Product and service reviews are conducted independently by our editorial team, but we sometimes make money when you click on links. Learn more.

Next Generation Business Intelligence: Data Mining

Next Generation Business Intelligence: Data Mining

Tools and techniques to extract even more information from your data.Tools and techniques to extract even more information from your data.

Ad hoc query reporting and OLAP analysis are important elements of business intelligence (BI) but additional tools are making their way into  BI infrastructure.  In Part 1 of this set of articles on next generation business intelligence tools, we covered statistical analysis packages; in this article we will turn our attention to data mining tools and techniques.

Business should have a corollary to the adage “those who cannot remember the past are condemned to repeat it.”  In the case of business, problems arise when we keep repeating past practices without understanding the effects of those practices. For example, assume you run a marketing campaign with advertising across multiple channels. You get fairly decent results so you repeat the same activities in the next campaign.

You could keep doing this ad nauseum without improving the results. Unless all channels are equally effective you could improve performance if you analyzed sales by channel and invested more in the better performing channels.

This is a simple case that can be readily analyzed with basic ad hoc query tools.  If you want to expand the scope of your analysis from a single attribute, e.g. advertising channel, to thousands of different products, customer demographics and operational characteristics, you will need statistical analysis and data mining tools.

The practice of data mining includes a number of broad methods that include classification, clustering, and market basket analysis, among others. 

Classification algorithms are used to predict how a person, object, transaction or event should be categorized.  You might want to categorize current customers into three categories: loyal, possibly leaving, likely to leave.  With data about customer characteristics, purchasing patterns, etc. and a sufficient number of examples of each type of customer, you can use classification models to help understand how each current customer should be categorized.

Clustering techniques also group objects together but unlike classification algorithms, these techniques do not use a predefined set of categories. Clustering is useful for exploring your data and finding groupings implied by the data itself. Consider the sales transactions of a consumer electronics store.  If you clustered customers by sales you might have several groups emerge: customers who buy primarily home appliances and videos; customers who buy video games; customers who buy video games, videos, and computer accessories, etc.

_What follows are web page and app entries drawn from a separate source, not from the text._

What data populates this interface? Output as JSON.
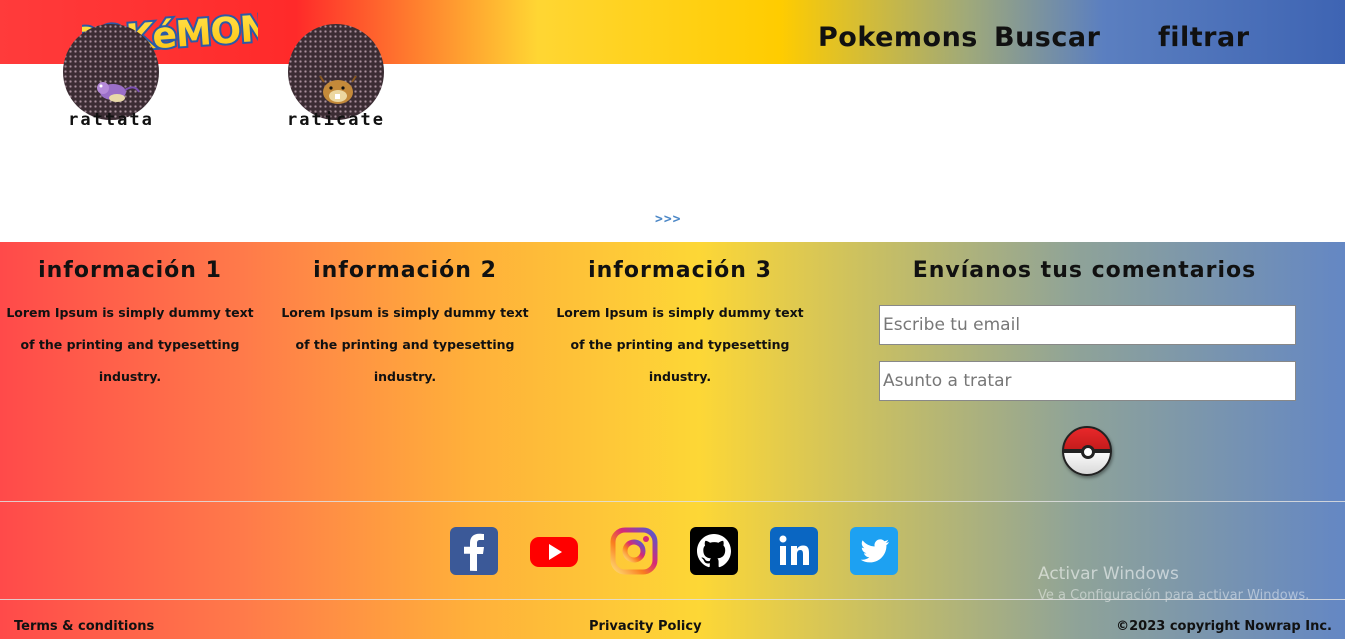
{
  "header": {
    "logo_text": "POKéMON",
    "nav": [
      "Pokemons",
      "Buscar",
      "filtrar"
    ]
  },
  "main": {
    "cards": [
      {
        "name": "rattata"
      },
      {
        "name": "raticate"
      }
    ],
    "next_label": ">>>"
  },
  "footer": {
    "info_columns": [
      {
        "title": "información 1",
        "text": "Lorem Ipsum is simply dummy text of the printing and typesetting industry."
      },
      {
        "title": "información 2",
        "text": "Lorem Ipsum is simply dummy text of the printing and typesetting industry."
      },
      {
        "title": "información 3",
        "text": "Lorem Ipsum is simply dummy text of the printing and typesetting industry."
      }
    ],
    "contact": {
      "title": "Envíanos tus comentarios",
      "email_placeholder": "Escribe tu email",
      "subject_placeholder": "Asunto a tratar"
    },
    "social": [
      {
        "icon": "facebook-icon",
        "color": "#3b5998"
      },
      {
        "icon": "youtube-icon",
        "color": "#ff0000"
      },
      {
        "icon": "instagram-icon",
        "color": "#c13584"
      },
      {
        "icon": "github-icon",
        "color": "#000000"
      },
      {
        "icon": "linkedin-icon",
        "color": "#0a66c2"
      },
      {
        "icon": "twitter-icon",
        "color": "#1da1f2"
      }
    ],
    "terms": "Terms & conditions",
    "privacy": "Privacity Policy",
    "copyright": "©2023 copyright Nowrap Inc."
  },
  "os_watermark": {
    "title": "Activar Windows",
    "subtitle": "Ve a Configuración para activar Windows."
  }
}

Again, this is another simple example. As you increase the number of customer characteristics, such as household income, family status, and location, and details about sales transaction, it becomes increasingly difficult to detect groups with the aid of a clustering tool.

Market basket analysis, also known as associative analysis, is useful for analyzing groups of items that commonly appear together in the data. A supermarket manager would not be surprised to find bread, peanut butter and jam frequently purchased together in US stores. Less obvious groupings can be found using market basket analysis techniques. These can help support the development of cross selling efforts, loss leader campaigns, or product placement within a physical store.

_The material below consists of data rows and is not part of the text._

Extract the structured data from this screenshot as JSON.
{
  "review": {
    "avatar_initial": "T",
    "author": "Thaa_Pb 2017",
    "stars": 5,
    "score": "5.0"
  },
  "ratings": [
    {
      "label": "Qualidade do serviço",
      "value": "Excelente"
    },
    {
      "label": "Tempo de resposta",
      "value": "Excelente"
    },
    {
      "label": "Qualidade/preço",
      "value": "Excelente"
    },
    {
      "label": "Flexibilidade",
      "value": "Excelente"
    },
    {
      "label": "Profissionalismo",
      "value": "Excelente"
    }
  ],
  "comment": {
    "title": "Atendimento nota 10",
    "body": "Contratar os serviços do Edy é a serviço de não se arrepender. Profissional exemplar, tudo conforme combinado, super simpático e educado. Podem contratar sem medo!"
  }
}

Getting started in data mining has never been easier. If you want to analyze your data in-house you have the option of using one of the popular statistical analysis packages that include data mining functions, such as SAS, IBM SPSS, and R.  Relational databases, including Oracleand Microsoft SQL Server, include support for data mining as well.  If you prefer a data mining service you have options as well, including Datameer, Yottamine Analytics or Googles Prediction API.

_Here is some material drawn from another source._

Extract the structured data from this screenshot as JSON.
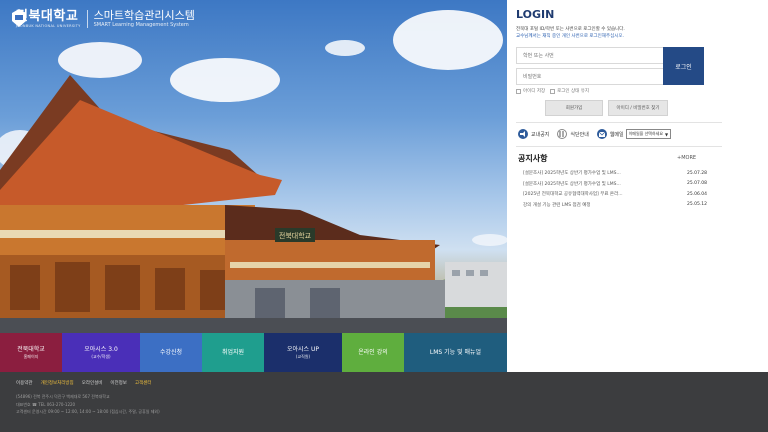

Dan Sullivan is an author, systems architect, and consultant with over 20 years of IT experience with engagements in systems architecture, enterprise security, advanced analytics and business intelligence. He has worked in a broad range of industries, including financial services, manufacturing, pharmaceuticals, software development, government, retail, gas and oil production, power generation, life sciences, and education.  Dan has written 16 books and numerous articles and white papers about topics ranging from data warehousing, Cloud Computing and advanced analytics to security management, collaboration, and text mining.

See here for all of Dan's Tom's IT Pro articles.

(Shutterstock image credit: Data Mining)